Nishita Banerjee explores Kathak, the dance that is admired globally
Among many Indian dance forms, Kathak stands out as the most graceful of all. With origins dating back to the Bhakti movement in the 16th century, it is one of the most important north Indian dance forms.
The name Kathak has been derived from Sanskrit word ‘katha’ meaning story. The emergence of Raslila in the 15th century was a major turning point for the origin of Kathak. Lucknow is one of the main gharanas for Kathak, others being Varanasi, Jaipur and Raigarh.
In Lucknow, Kathak flourished mainly in the court of Nawab Wajid Ali Shah. The Lucknow style of Kathak dance is characterised by graceful movements, elegance, precision and delicacy. This dance type in Lucknow artistically combines with classical music like thumri, dadra and horis.
Presently, Pandit Birju Maharaj, son of Pandit Achchan Maharaj is considered as the pioneer of the Lucknow gharana. Bhatkhande in Lucknow is one of the main school for Kathak in present times.
The Lucknow gharana also embellished Kathak performances by tawaifs (nautch girls), who themselves developed the art into a parallel refinement. They performed on lighter classical music like dadra, tappa or kajri. The tawaifs incorporated some innovative expressions, termed as nakhra, or mischievous playfulness. They developed new details and interchanged ideas which helped consolidate the range of Kathak. It has influenced many other art forms. For instance, kathak yoga is a technique where the dancer matches the rhythms on the beats of taal, using steps of kathak.
Similarly, the Spanish flamenco dance form, is greatly inspired by Kathak. It is also believed that Kathak gives expression to words. Many sufi followers find Kathak the most suitable form of dance for sufi songs or sayings. In present times, most of the traditional dance forms are not indulged in by common people. It has become a selective hobby for people who are passionate.
The gharana’s popularity is not to India alone. It is well appreciated overseas. Natalia Hildner from United States is one enthusiast, who has a passion for Kathak dance. Trained by Pandit Birju Maharaj, she is a vocal propagator of this art form.
She is of the opinion that “dances are not born out of the blue.”
A famous contemporary dance choreographer, Pina Bausch, once said, “…to understand what I am saying, you have to know that dance is something other than technique. We forget where the movements come from. They are born from life.”
She further points out that much of what we recognize as Kathak today was born in Lucknow. It is not hard to recognize this. Where did its nazaqat, nafasat, salaami, thaat, mizaaj, and andaaz come from?

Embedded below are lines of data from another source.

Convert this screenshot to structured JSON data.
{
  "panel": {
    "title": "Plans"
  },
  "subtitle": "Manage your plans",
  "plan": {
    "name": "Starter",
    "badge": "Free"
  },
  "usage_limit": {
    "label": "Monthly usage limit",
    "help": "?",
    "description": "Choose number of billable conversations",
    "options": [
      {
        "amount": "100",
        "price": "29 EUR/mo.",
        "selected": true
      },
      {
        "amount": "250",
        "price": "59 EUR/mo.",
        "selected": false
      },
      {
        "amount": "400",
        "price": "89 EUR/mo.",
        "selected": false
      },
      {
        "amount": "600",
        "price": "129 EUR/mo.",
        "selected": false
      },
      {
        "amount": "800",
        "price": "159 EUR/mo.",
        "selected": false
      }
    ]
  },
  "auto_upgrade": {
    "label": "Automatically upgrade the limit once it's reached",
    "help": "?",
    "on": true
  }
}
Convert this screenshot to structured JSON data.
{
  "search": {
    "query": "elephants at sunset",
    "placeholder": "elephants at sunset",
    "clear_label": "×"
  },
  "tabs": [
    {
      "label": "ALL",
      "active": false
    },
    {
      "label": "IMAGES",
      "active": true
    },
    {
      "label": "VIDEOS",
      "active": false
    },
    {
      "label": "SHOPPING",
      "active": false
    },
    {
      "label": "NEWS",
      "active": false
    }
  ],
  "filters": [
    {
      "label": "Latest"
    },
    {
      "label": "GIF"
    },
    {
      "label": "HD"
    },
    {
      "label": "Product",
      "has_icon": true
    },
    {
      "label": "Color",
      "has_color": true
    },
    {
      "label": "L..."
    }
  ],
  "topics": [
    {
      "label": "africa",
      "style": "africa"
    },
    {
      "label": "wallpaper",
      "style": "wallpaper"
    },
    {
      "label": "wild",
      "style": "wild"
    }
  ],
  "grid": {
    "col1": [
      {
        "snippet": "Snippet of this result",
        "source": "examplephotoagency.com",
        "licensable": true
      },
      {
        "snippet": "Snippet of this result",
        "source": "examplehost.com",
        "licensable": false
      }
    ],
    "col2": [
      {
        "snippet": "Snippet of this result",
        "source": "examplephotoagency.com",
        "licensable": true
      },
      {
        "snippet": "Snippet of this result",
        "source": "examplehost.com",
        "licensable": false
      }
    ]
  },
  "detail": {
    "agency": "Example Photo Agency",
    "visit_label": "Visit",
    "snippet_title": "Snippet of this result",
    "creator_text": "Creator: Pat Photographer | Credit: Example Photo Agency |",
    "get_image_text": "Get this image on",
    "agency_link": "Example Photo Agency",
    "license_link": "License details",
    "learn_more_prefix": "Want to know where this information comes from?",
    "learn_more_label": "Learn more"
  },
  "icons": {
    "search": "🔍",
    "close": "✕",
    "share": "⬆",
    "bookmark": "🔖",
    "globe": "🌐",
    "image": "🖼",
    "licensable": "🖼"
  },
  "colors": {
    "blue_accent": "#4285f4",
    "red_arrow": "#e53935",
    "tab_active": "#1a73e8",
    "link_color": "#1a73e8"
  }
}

“Above all, the charm of Kathak is the philosophy that less is more. Movements and expressions should not be exaggerated or they will become ‘zabardasti’ or forced. This is what distinguishes Kathak from other forms of dance, its natural ada or grace,” she says.
“Due to my international work experience, I have had the opportunity to take Kathak abroad and even within India itself. People from the U.S., Middle East, Latin America, and Europe are touched when they see this dance style.”
Now more than ever before, Kathak, as one of the leading classical dance styles in India, is increasingly transcending international borders. Very few people realise that Kathak is evolving with every generation. It takes the best from the past and reinvents for the ever-changing present. It makes us question who we are, why are we dancing, and how we can tell our stories.
Kathak is not just a dance, but also a journey of self-discovery. Relating to something involves more feeling than thinking. I never saw connecting to Kathak as a choice. Rather, the moment I saw Kathak, it was like falling in love. I was only four years old and thanks to my parents, they would often take me to festivals and concerts to see many different dances and music from around the world. The first time I saw Kathak it was different from anything else – I will never forget – the moment I saw it I knew it was the most beautiful thing I had ever seen and that this art form a I would be together forever.
Kathak communicated something beyond this world…from its stories to its poetry, from its rhythm to its virtuosity, from its depth to its playfulness, from its colloquial flavour to its elegance, and from its grace to its power.